**Task description:** All of the data is to be repeated verbatim.

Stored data
□ □ □ □ □

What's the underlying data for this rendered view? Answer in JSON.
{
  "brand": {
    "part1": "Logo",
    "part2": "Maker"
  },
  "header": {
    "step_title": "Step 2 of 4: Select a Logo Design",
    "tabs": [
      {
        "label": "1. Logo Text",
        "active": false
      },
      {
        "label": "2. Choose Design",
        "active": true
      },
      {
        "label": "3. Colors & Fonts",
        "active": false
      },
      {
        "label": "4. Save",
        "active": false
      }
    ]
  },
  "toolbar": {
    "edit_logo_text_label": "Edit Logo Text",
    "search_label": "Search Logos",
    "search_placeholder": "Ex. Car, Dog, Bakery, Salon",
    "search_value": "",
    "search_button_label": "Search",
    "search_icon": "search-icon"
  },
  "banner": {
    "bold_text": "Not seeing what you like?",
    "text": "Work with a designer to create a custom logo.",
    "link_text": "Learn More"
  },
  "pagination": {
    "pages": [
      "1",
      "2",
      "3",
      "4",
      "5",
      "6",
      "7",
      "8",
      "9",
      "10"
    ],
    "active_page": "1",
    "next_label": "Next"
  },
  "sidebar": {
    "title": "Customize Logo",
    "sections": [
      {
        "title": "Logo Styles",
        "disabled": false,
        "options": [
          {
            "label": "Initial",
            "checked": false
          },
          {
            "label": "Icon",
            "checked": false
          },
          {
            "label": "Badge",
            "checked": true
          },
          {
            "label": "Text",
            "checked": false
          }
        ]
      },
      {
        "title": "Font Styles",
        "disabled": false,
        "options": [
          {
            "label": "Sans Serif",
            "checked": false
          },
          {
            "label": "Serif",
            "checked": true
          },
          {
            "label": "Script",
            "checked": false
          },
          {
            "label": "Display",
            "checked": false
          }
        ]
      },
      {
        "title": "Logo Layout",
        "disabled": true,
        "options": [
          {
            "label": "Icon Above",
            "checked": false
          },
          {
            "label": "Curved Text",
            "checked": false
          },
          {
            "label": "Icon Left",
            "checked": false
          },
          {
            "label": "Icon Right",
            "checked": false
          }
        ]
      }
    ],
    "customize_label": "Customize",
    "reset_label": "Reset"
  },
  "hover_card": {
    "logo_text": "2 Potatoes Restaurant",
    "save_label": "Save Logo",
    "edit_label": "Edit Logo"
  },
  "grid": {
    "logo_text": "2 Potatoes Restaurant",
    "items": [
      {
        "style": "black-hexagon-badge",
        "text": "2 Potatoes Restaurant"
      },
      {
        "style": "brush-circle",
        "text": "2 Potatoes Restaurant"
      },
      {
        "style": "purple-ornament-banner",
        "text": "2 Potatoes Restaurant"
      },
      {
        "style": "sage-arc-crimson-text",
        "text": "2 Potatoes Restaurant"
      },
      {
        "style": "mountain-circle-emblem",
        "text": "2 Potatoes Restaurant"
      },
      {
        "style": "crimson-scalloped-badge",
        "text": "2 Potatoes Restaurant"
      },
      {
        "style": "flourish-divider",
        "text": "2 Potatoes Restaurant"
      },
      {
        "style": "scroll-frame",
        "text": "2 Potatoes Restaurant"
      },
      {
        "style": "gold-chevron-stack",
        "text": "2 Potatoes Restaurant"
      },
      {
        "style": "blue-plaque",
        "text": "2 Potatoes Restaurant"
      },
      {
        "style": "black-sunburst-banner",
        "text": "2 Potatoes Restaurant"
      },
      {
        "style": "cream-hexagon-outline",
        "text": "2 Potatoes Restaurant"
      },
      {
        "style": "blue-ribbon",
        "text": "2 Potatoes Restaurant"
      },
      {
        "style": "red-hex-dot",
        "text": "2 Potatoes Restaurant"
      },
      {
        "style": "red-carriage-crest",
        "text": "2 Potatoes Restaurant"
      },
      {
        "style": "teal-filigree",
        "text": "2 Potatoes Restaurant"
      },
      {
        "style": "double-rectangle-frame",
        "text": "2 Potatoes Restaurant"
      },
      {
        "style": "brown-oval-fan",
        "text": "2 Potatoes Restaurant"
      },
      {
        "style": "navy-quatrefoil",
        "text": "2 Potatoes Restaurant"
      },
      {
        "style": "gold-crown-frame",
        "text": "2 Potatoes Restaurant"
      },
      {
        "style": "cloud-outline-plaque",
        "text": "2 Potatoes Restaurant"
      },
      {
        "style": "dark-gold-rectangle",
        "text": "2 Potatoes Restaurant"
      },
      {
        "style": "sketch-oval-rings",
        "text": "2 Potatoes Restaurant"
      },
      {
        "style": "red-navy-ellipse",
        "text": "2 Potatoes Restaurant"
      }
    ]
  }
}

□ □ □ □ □

**Exercise response:**
What's the underlying data for this rendered view? Answer in JSON.
{
  "brand": {
    "part1": "Logo",
    "part2": "Maker"
  },
  "header": {
    "step_title": "Step 2 of 4: Select a Logo Design",
    "tabs": [
      {
        "label": "1. Logo Text",
        "active": false
      },
      {
        "label": "2. Choose Design",
        "active": true
      },
      {
        "label": "3. Colors & Fonts",
        "active": false
      },
      {
        "label": "4. Save",
        "active": false
      }
    ]
  },
  "toolbar": {
    "edit_logo_text_label": "Edit Logo Text",
    "search_label": "Search Logos",
    "search_placeholder": "Ex. Car, Dog, Bakery, Salon",
    "search_value": "",
    "search_button_label": "Search",
    "search_icon": "search-icon"
  },
  "banner": {
    "bold_text": "Not seeing what you like?",
    "text": "Work with a designer to create a custom logo.",
    "link_text": "Learn More"
  },
  "pagination": {
    "pages": [
      "1",
      "2",
      "3",
      "4",
      "5",
      "6",
      "7",
      "8",
      "9",
      "10"
    ],
    "active_page": "1",
    "next_label": "Next"
  },
  "sidebar": {
    "title": "Customize Logo",
    "sections": [
      {
        "title": "Logo Styles",
        "disabled": false,
        "options": [
          {
            "label": "Initial",
            "checked": false
          },
          {
            "label": "Icon",
            "checked": false
          },
          {
            "label": "Badge",
            "checked": true
          },
          {
            "label": "Text",
            "checked": false
          }
        ]
      },
      {
        "title": "Font Styles",
        "disabled": false,
        "options": [
          {
            "label": "Sans Serif",
            "checked": false
          },
          {
            "label": "Serif",
            "checked": true
          },
          {
            "label": "Script",
            "checked": false
          },
          {
            "label": "Display",
            "checked": false
          }
        ]
      },
      {
        "title": "Logo Layout",
        "disabled": true,
        "options": [
          {
            "label": "Icon Above",
            "checked": false
          },
          {
            "label": "Curved Text",
            "checked": false
          },
          {
            "label": "Icon Left",
            "checked": false
          },
          {
            "label": "Icon Right",
            "checked": false
          }
        ]
      }
    ],
    "customize_label": "Customize",
    "reset_label": "Reset"
  },
  "hover_card": {
    "logo_text": "2 Potatoes Restaurant",
    "save_label": "Save Logo",
    "edit_label": "Edit Logo"
  },
  "grid": {
    "logo_text": "2 Potatoes Restaurant",
    "items": [
      {
        "style": "black-hexagon-badge",
        "text": "2 Potatoes Restaurant"
      },
      {
        "style": "brush-circle",
        "text": "2 Potatoes Restaurant"
      },
      {
        "style": "purple-ornament-banner",
        "text": "2 Potatoes Restaurant"
      },
      {
        "style": "sage-arc-crimson-text",
        "text": "2 Potatoes Restaurant"
      },
      {
        "style": "mountain-circle-emblem",
        "text": "2 Potatoes Restaurant"
      },
      {
        "style": "crimson-scalloped-badge",
        "text": "2 Potatoes Restaurant"
      },
      {
        "style": "flourish-divider",
        "text": "2 Potatoes Restaurant"
      },
      {
        "style": "scroll-frame",
        "text": "2 Potatoes Restaurant"
      },
      {
        "style": "gold-chevron-stack",
        "text": "2 Potatoes Restaurant"
      },
      {
        "style": "blue-plaque",
        "text": "2 Potatoes Restaurant"
      },
      {
        "style": "black-sunburst-banner",
        "text": "2 Potatoes Restaurant"
      },
      {
        "style": "cream-hexagon-outline",
        "text": "2 Potatoes Restaurant"
      },
      {
        "style": "blue-ribbon",
        "text": "2 Potatoes Restaurant"
      },
      {
        "style": "red-hex-dot",
        "text": "2 Potatoes Restaurant"
      },
      {
        "style": "red-carriage-crest",
        "text": "2 Potatoes Restaurant"
      },
      {
        "style": "teal-filigree",
        "text": "2 Potatoes Restaurant"
      },
      {
        "style": "double-rectangle-frame",
        "text": "2 Potatoes Restaurant"
      },
      {
        "style": "brown-oval-fan",
        "text": "2 Potatoes Restaurant"
      },
      {
        "style": "navy-quatrefoil",
        "text": "2 Potatoes Restaurant"
      },
      {
        "style": "gold-crown-frame",
        "text": "2 Potatoes Restaurant"
      },
      {
        "style": "cloud-outline-plaque",
        "text": "2 Potatoes Restaurant"
      },
      {
        "style": "dark-gold-rectangle",
        "text": "2 Potatoes Restaurant"
      },
      {
        "style": "sketch-oval-rings",
        "text": "2 Potatoes Restaurant"
      },
      {
        "style": "red-navy-ellipse",
        "text": "2 Potatoes Restaurant"
      }
    ]
  }
}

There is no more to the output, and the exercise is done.